◆ WORK TASK: Write out every entry in full. Leave nothing out.

◆ ENTRIES PROVIDED:

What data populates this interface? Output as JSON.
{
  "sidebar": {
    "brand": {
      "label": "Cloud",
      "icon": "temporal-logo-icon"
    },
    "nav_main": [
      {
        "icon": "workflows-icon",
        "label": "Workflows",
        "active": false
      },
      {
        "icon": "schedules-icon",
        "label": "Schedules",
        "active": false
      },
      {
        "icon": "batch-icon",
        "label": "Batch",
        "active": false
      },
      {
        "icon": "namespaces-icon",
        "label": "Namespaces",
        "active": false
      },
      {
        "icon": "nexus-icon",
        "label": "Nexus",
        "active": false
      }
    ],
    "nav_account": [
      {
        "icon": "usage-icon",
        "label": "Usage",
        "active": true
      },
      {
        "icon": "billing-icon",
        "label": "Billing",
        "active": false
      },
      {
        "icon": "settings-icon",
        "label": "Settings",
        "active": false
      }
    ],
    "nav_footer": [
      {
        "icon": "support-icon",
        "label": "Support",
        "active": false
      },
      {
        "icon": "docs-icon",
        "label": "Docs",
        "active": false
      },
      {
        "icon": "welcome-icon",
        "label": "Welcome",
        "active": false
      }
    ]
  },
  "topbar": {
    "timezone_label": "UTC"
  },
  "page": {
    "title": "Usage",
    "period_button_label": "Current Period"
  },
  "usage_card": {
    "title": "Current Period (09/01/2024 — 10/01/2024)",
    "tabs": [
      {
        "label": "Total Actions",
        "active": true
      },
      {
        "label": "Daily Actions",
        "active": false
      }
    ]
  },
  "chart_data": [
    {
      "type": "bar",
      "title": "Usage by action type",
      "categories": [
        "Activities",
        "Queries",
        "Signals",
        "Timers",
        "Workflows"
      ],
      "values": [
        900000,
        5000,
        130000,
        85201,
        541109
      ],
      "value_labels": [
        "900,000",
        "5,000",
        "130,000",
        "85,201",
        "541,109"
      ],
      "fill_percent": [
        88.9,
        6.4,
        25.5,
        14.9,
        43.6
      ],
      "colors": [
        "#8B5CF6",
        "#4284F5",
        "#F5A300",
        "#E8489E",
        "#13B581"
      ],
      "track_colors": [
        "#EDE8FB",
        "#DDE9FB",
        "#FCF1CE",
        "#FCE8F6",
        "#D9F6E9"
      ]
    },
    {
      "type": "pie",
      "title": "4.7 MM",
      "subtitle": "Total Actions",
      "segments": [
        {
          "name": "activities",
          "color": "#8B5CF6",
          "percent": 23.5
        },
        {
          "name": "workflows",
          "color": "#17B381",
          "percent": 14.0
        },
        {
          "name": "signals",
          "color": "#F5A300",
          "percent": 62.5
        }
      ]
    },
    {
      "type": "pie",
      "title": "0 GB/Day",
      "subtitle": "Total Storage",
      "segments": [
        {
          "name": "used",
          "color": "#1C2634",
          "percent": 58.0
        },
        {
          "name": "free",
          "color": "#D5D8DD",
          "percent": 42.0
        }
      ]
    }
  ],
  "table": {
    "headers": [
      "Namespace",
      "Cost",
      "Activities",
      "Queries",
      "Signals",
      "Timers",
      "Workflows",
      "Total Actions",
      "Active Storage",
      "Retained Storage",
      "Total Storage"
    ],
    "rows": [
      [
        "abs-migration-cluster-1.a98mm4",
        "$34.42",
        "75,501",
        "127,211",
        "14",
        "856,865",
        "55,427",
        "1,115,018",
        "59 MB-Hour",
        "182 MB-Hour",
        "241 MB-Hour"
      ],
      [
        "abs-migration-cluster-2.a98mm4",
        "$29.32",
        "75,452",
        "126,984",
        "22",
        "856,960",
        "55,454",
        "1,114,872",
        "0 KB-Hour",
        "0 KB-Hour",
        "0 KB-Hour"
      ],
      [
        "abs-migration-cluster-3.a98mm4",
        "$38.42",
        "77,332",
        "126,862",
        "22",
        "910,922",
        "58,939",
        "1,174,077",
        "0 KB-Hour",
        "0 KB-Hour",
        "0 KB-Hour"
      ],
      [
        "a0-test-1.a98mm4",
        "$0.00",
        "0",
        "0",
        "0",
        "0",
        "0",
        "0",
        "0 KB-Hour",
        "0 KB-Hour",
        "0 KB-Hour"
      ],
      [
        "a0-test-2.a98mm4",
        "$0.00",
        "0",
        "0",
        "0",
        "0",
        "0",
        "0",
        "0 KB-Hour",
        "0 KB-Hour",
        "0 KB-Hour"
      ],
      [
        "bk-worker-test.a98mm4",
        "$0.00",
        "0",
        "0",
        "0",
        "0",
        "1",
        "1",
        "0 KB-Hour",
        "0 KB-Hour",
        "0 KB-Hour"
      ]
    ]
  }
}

◆ RESULT FOR THIS EXERCISE:
What data populates this interface? Output as JSON.
{
  "sidebar": {
    "brand": {
      "label": "Cloud",
      "icon": "temporal-logo-icon"
    },
    "nav_main": [
      {
        "icon": "workflows-icon",
        "label": "Workflows",
        "active": false
      },
      {
        "icon": "schedules-icon",
        "label": "Schedules",
        "active": false
      },
      {
        "icon": "batch-icon",
        "label": "Batch",
        "active": false
      },
      {
        "icon": "namespaces-icon",
        "label": "Namespaces",
        "active": false
      },
      {
        "icon": "nexus-icon",
        "label": "Nexus",
        "active": false
      }
    ],
    "nav_account": [
      {
        "icon": "usage-icon",
        "label": "Usage",
        "active": true
      },
      {
        "icon": "billing-icon",
        "label": "Billing",
        "active": false
      },
      {
        "icon": "settings-icon",
        "label": "Settings",
        "active": false
      }
    ],
    "nav_footer": [
      {
        "icon": "support-icon",
        "label": "Support",
        "active": false
      },
      {
        "icon": "docs-icon",
        "label": "Docs",
        "active": false
      },
      {
        "icon": "welcome-icon",
        "label": "Welcome",
        "active": false
      }
    ]
  },
  "topbar": {
    "timezone_label": "UTC"
  },
  "page": {
    "title": "Usage",
    "period_button_label": "Current Period"
  },
  "usage_card": {
    "title": "Current Period (09/01/2024 — 10/01/2024)",
    "tabs": [
      {
        "label": "Total Actions",
        "active": true
      },
      {
        "label": "Daily Actions",
        "active": false
      }
    ]
  },
  "chart_data": [
    {
      "type": "bar",
      "title": "Usage by action type",
      "categories": [
        "Activities",
        "Queries",
        "Signals",
        "Timers",
        "Workflows"
      ],
      "values": [
        900000,
        5000,
        130000,
        85201,
        541109
      ],
      "value_labels": [
        "900,000",
        "5,000",
        "130,000",
        "85,201",
        "541,109"
      ],
      "fill_percent": [
        88.9,
        6.4,
        25.5,
        14.9,
        43.6
      ],
      "colors": [
        "#8B5CF6",
        "#4284F5",
        "#F5A300",
        "#E8489E",
        "#13B581"
      ],
      "track_colors": [
        "#EDE8FB",
        "#DDE9FB",
        "#FCF1CE",
        "#FCE8F6",
        "#D9F6E9"
      ]
    },
    {
      "type": "pie",
      "title": "4.7 MM",
      "subtitle": "Total Actions",
      "segments": [
        {
          "name": "activities",
          "color": "#8B5CF6",
          "percent": 23.5
        },
        {
          "name": "workflows",
          "color": "#17B381",
          "percent": 14.0
        },
        {
          "name": "signals",
          "color": "#F5A300",
          "percent": 62.5
        }
      ]
    },
    {
      "type": "pie",
      "title": "0 GB/Day",
      "subtitle": "Total Storage",
      "segments": [
        {
          "name": "used",
          "color": "#1C2634",
          "percent": 58.0
        },
        {
          "name": "free",
          "color": "#D5D8DD",
          "percent": 42.0
        }
      ]
    }
  ],
  "table": {
    "headers": [
      "Namespace",
      "Cost",
      "Activities",
      "Queries",
      "Signals",
      "Timers",
      "Workflows",
      "Total Actions",
      "Active Storage",
      "Retained Storage",
      "Total Storage"
    ],
    "rows": [
      [
        "abs-migration-cluster-1.a98mm4",
        "$34.42",
        "75,501",
        "127,211",
        "14",
        "856,865",
        "55,427",
        "1,115,018",
        "59 MB-Hour",
        "182 MB-Hour",
        "241 MB-Hour"
      ],
      [
        "abs-migration-cluster-2.a98mm4",
        "$29.32",
        "75,452",
        "126,984",
        "22",
        "856,960",
        "55,454",
        "1,114,872",
        "0 KB-Hour",
        "0 KB-Hour",
        "0 KB-Hour"
      ],
      [
        "abs-migration-cluster-3.a98mm4",
        "$38.42",
        "77,332",
        "126,862",
        "22",
        "910,922",
        "58,939",
        "1,174,077",
        "0 KB-Hour",
        "0 KB-Hour",
        "0 KB-Hour"
      ],
      [
        "a0-test-1.a98mm4",
        "$0.00",
        "0",
        "0",
        "0",
        "0",
        "0",
        "0",
        "0 KB-Hour",
        "0 KB-Hour",
        "0 KB-Hour"
      ],
      [
        "a0-test-2.a98mm4",
        "$0.00",
        "0",
        "0",
        "0",
        "0",
        "0",
        "0",
        "0 KB-Hour",
        "0 KB-Hour",
        "0 KB-Hour"
      ],
      [
        "bk-worker-test.a98mm4",
        "$0.00",
        "0",
        "0",
        "0",
        "0",
        "1",
        "1",
        "0 KB-Hour",
        "0 KB-Hour",
        "0 KB-Hour"
      ]
    ]
  }
}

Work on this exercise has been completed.